Problem statement » Without including any picture, write out the entries exactly as they stand.

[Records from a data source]

- - -

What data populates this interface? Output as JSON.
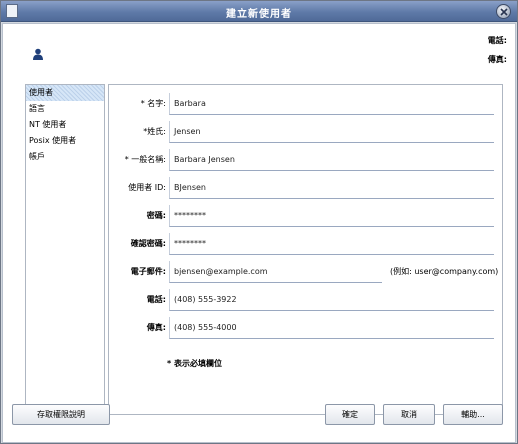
{
  "window": {
    "title": "建立新使用者"
  },
  "header": {
    "phone_label": "電話:",
    "fax_label": "傳真:"
  },
  "sidebar": {
    "items": [
      {
        "label": "使用者",
        "selected": true
      },
      {
        "label": "語言",
        "selected": false
      },
      {
        "label": "NT 使用者",
        "selected": false
      },
      {
        "label": "Posix 使用者",
        "selected": false
      },
      {
        "label": "帳戶",
        "selected": false
      }
    ]
  },
  "form": {
    "fields": [
      {
        "label": "* 名字:",
        "value": "Barbara"
      },
      {
        "label": "*姓氏:",
        "value": "Jensen"
      },
      {
        "label": "* 一般名稱:",
        "value": "Barbara Jensen"
      },
      {
        "label": "使用者 ID:",
        "value": "BJensen"
      },
      {
        "label": "密碼:",
        "value": "********"
      },
      {
        "label": "確認密碼:",
        "value": "********"
      },
      {
        "label": "電子郵件:",
        "value": "bjensen@example.com"
      },
      {
        "label": "電話:",
        "value": "(408) 555-3922"
      },
      {
        "label": "傳真:",
        "value": "(408) 555-4000"
      }
    ],
    "email_hint": "(例如: user@company.com)",
    "required_note": "* 表示必填欄位"
  },
  "buttons": {
    "access": "存取權限說明",
    "ok": "確定",
    "cancel": "取消",
    "help": "輔助..."
  },
  "colors": {
    "titlebar": "#5f7aa8",
    "window_bg": "#d4d9e0",
    "selection": "#d6e6f7",
    "user_icon": "#1f3f7a"
  }
}
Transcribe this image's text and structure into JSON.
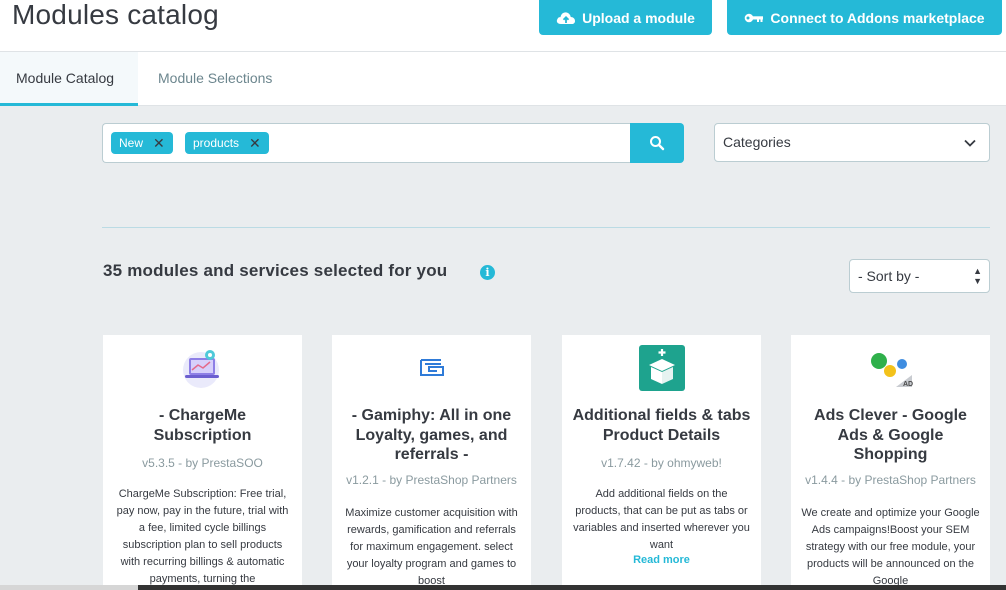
{
  "header": {
    "title": "Modules catalog",
    "upload_label": "Upload a module",
    "connect_label": "Connect to Addons marketplace"
  },
  "tabs": [
    {
      "label": "Module Catalog",
      "active": true
    },
    {
      "label": "Module Selections",
      "active": false
    }
  ],
  "search": {
    "tags": [
      "New",
      "products"
    ],
    "button_icon": "search-icon"
  },
  "categories": {
    "selected": "Categories"
  },
  "results": {
    "count_text": "35 modules and services selected for you",
    "sort_selected": "- Sort by -"
  },
  "cards": [
    {
      "title": "- ChargeMe Subscription",
      "version": "v5.3.5 - by PrestaSOO",
      "description": "ChargeMe Subscription: Free trial, pay now, pay in the future, trial with a fee, limited cycle billings subscription plan to sell products with recurring billings & automatic payments, turning the",
      "logo": "laptop-cart-icon"
    },
    {
      "title": "- Gamiphy: All in one Loyalty, games, and referrals -",
      "version": "v1.2.1 - by PrestaShop Partners",
      "description": "Maximize customer acquisition with rewards, gamification and referrals for maximum engagement. select your loyalty program and games to boost",
      "logo": "gamiphy-logo"
    },
    {
      "title": "Additional fields & tabs Product Details",
      "version": "v1.7.42 - by ohmyweb!",
      "description": "Add additional fields on the products, that can be put as tabs or variables and inserted wherever you want",
      "read_more": "Read more",
      "logo": "box-plus-icon"
    },
    {
      "title": "Ads Clever - Google Ads & Google Shopping",
      "version": "v1.4.4 - by PrestaShop Partners",
      "description": "We create and optimize your Google Ads campaigns!Boost your SEM strategy with our free module, your products will be announced on the Google",
      "logo": "ads-clever-logo"
    }
  ],
  "colors": {
    "accent": "#25b9d7",
    "background": "#eaedef",
    "text": "#363a41"
  }
}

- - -

Exercise output »
What data populates this interface? Output as JSON.
{
  "window": {
    "title": "建立新使用者"
  },
  "header": {
    "phone_label": "電話:",
    "fax_label": "傳真:"
  },
  "sidebar": {
    "items": [
      {
        "label": "使用者",
        "selected": true
      },
      {
        "label": "語言",
        "selected": false
      },
      {
        "label": "NT 使用者",
        "selected": false
      },
      {
        "label": "Posix 使用者",
        "selected": false
      },
      {
        "label": "帳戶",
        "selected": false
      }
    ]
  },
  "form": {
    "fields": [
      {
        "label": "* 名字:",
        "value": "Barbara"
      },
      {
        "label": "*姓氏:",
        "value": "Jensen"
      },
      {
        "label": "* 一般名稱:",
        "value": "Barbara Jensen"
      },
      {
        "label": "使用者 ID:",
        "value": "BJensen"
      },
      {
        "label": "密碼:",
        "value": "********"
      },
      {
        "label": "確認密碼:",
        "value": "********"
      },
      {
        "label": "電子郵件:",
        "value": "bjensen@example.com"
      },
      {
        "label": "電話:",
        "value": "(408) 555-3922"
      },
      {
        "label": "傳真:",
        "value": "(408) 555-4000"
      }
    ],
    "email_hint": "(例如: user@company.com)",
    "required_note": "* 表示必填欄位"
  },
  "buttons": {
    "access": "存取權限說明",
    "ok": "確定",
    "cancel": "取消",
    "help": "輔助..."
  },
  "colors": {
    "titlebar": "#5f7aa8",
    "window_bg": "#d4d9e0",
    "selection": "#d6e6f7",
    "user_icon": "#1f3f7a"
  }
}
Transcribe this image's text and structure into JSON.
{
  "header": {
    "title": "Modules catalog",
    "upload_label": "Upload a module",
    "connect_label": "Connect to Addons marketplace"
  },
  "tabs": [
    {
      "label": "Module Catalog",
      "active": true
    },
    {
      "label": "Module Selections",
      "active": false
    }
  ],
  "search": {
    "tags": [
      "New",
      "products"
    ],
    "button_icon": "search-icon"
  },
  "categories": {
    "selected": "Categories"
  },
  "results": {
    "count_text": "35 modules and services selected for you",
    "sort_selected": "- Sort by -"
  },
  "cards": [
    {
      "title": "- ChargeMe Subscription",
      "version": "v5.3.5 - by PrestaSOO",
      "description": "ChargeMe Subscription: Free trial, pay now, pay in the future, trial with a fee, limited cycle billings subscription plan to sell products with recurring billings & automatic payments, turning the",
      "logo": "laptop-cart-icon"
    },
    {
      "title": "- Gamiphy: All in one Loyalty, games, and referrals -",
      "version": "v1.2.1 - by PrestaShop Partners",
      "description": "Maximize customer acquisition with rewards, gamification and referrals for maximum engagement. select your loyalty program and games to boost",
      "logo": "gamiphy-logo"
    },
    {
      "title": "Additional fields & tabs Product Details",
      "version": "v1.7.42 - by ohmyweb!",
      "description": "Add additional fields on the products, that can be put as tabs or variables and inserted wherever you want",
      "read_more": "Read more",
      "logo": "box-plus-icon"
    },
    {
      "title": "Ads Clever - Google Ads & Google Shopping",
      "version": "v1.4.4 - by PrestaShop Partners",
      "description": "We create and optimize your Google Ads campaigns!Boost your SEM strategy with our free module, your products will be announced on the Google",
      "logo": "ads-clever-logo"
    }
  ],
  "colors": {
    "accent": "#25b9d7",
    "background": "#eaedef",
    "text": "#363a41"
  }
}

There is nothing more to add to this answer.